Juvenile crime in Anne Arundel County has gotten so bad that the state's attorney has formed a team of three prosecutors to focus on young offenders in an effort to get them off the street.
Frank R. Weathersbee, the state's attorney, announced the formation of the Juvenile Trial Team yesterday. "By creating a trial team, we are responding to the increased numbers of petitions and [juvenile] arrests," he said.
Assistant State's Attorney Thomas J. Pryal will head the team. Joining him will be Gene Whissel and Larry Caporale. Together, they have more than 35 years of prosecuting experience, Mr. Weathersbee said.

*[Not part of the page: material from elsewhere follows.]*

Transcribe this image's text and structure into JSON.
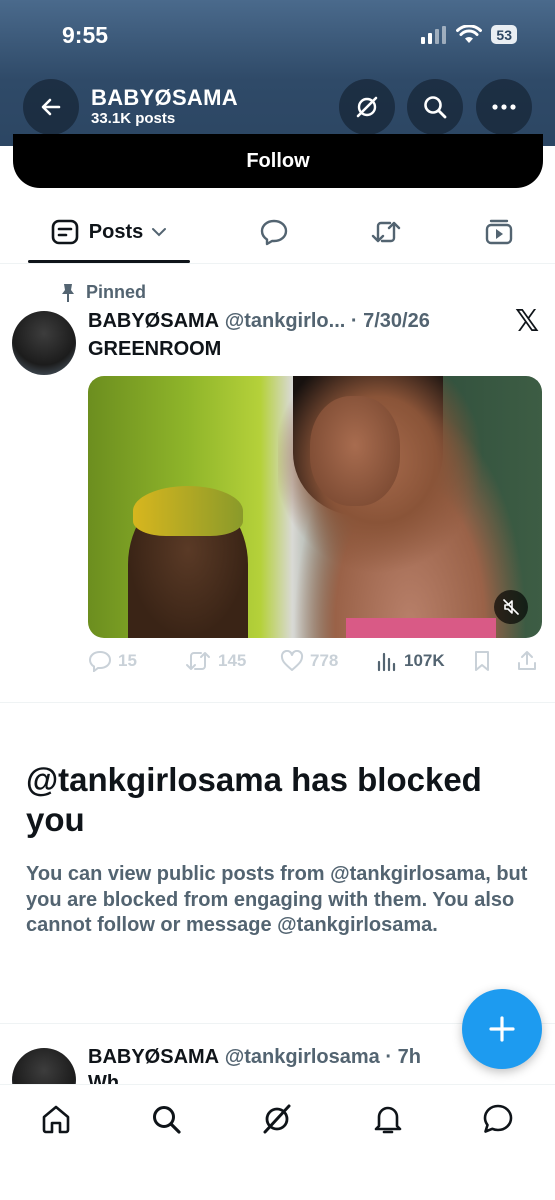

Previously, juvenile cases were dispersed among all assistant prosecutors. But the recent surge in juvenile crime led Mr. Weathersbee to adopt a new tactic.

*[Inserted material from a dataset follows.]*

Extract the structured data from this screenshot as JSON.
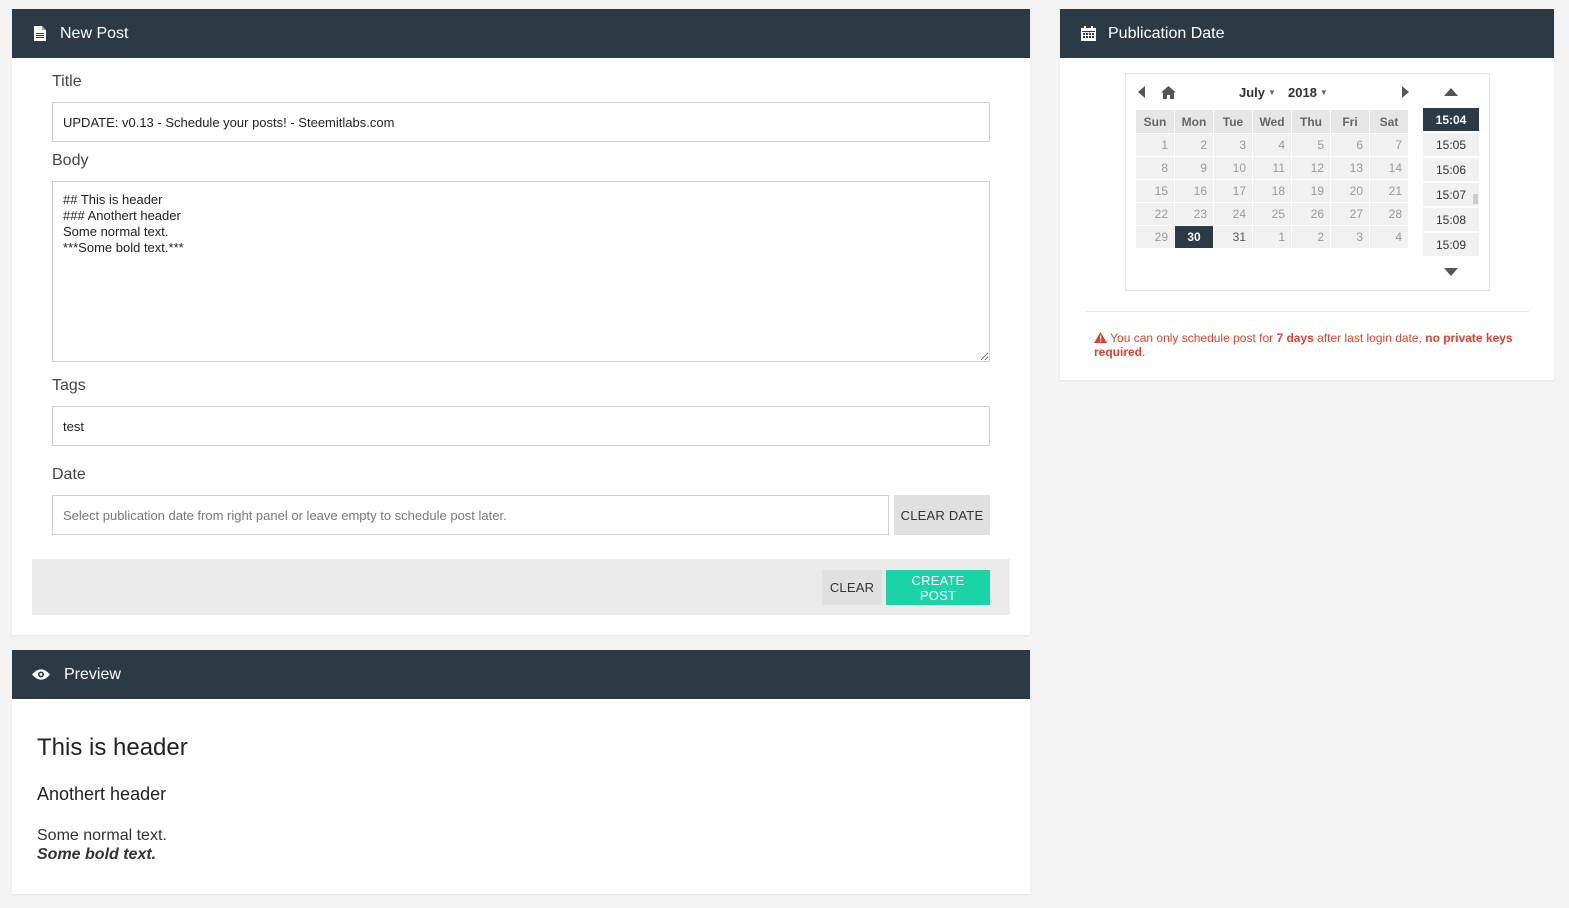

"There was a time when the offenses juveniles committed were minor scuffs in school or with the law," Mr. Weathersbee said. "Those days are gone. One of the most significant rises in juvenile crime has been in the escalation of drug offenses and violent crime. It is both frustrating and frightening."
He said his office might file 1,400 juvenile cases this year, up from the 1,000 to 1,100 cases of recent years.
Mr. Weathersbee formed the team two months after police reported the sharpest rise in juvenile crime in years and after the County Council killed County Executive John G. Gary's attempt to reopen the Careers Center, a school for wayward youths.
School officials reported 244 assaults, 111 weapons violations and 126 drug and alcohol incidents in the past school year.
Police statistics show juvenile drug arrests jumping 63 percent from 1993 to 1994. Arrests for car theft for the same period leaped from 22 to 79. The Police Department's annual crime report for 1994 and for the first three months of this year showed an overall increase in juvenile crime of 17 percent. During the same period, adult crime rose 4 percent.